Born to two impatient, very social and busy parents, there was constant urgency to be somewhere, be ready for something. Life was pretty hectic. This meant that growing up I failed to realise the importance of my own sense of what time meant for me personally and privately. That time to process my thoughts, worries and feelings, with a sense of calm and space and in my own time. My daughter hates being rushed and so knowing this I go out of my way not to do the same to her, or in fact to either of them.
Ingrained in me is a constant and loudly clicking clock, present for most of each waking day. Subsequently it is important for me to get away from this perma-timer as it can cause me great anxiety when coupled with the fact I’m someone who is pretty harsh on themselves. So to be carefree, deadline free, outdoors, or to be cooking, making art, fishing or simply in good company is a wonderful release.
Punctuality, however is important to me though and as someone who can be quite frenetic and indeed chaotic I can, at least, be relied on to turn up on time. With multi part-days I have a useful affinity to understand how long a task, journey, or person may take. Therefore I often plan my travels and movements to afford myself a lot of extra time that I can maybe visit that tiny mountain village I’m always having to drive past or sit on the edge of that river. I leave very early so that I can then enjoy these pockets of spare time with that sense of ‘carefree’.

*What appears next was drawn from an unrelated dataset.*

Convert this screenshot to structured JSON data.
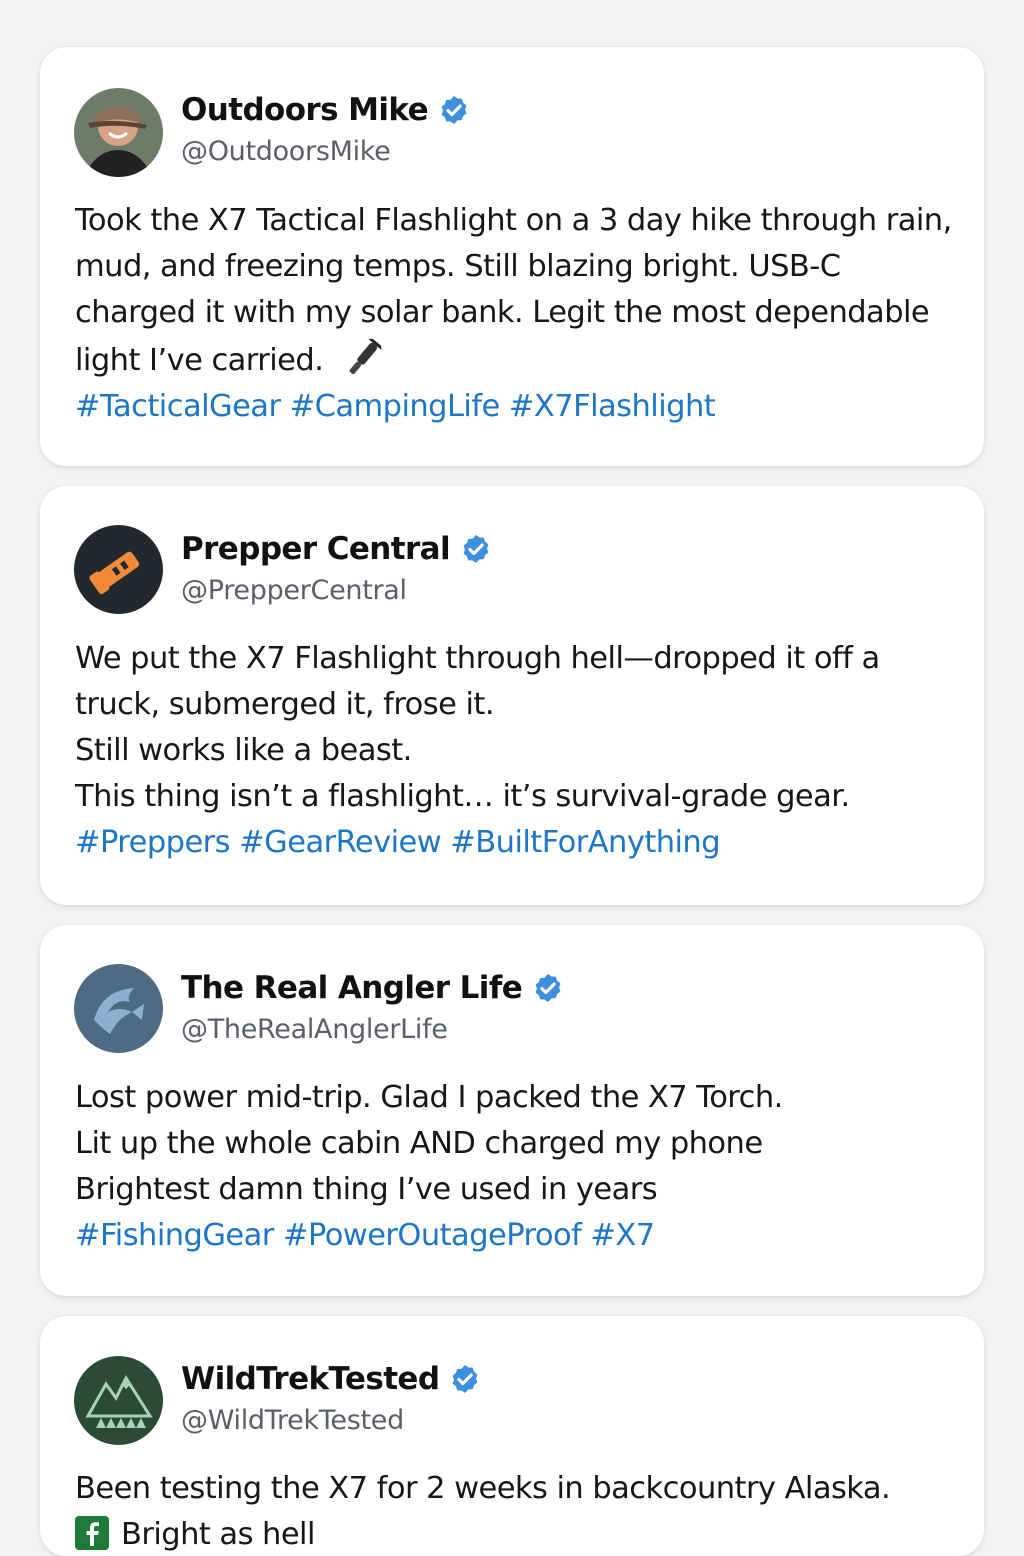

Sitting down for administrative office time makes me squirm and can pass slowly because of being denied (a) a more expansive movement , or (b) denied creativity in the face of what I deem as boring. Yet to complete any day like this efficiently gives me a huge feeling of time well spent.
Lastly but so often said, ‘time flies when you’re having fun’ and so in good times I enjoy looking at my watch in the realisation “Oh, good I’ve still got another hour.”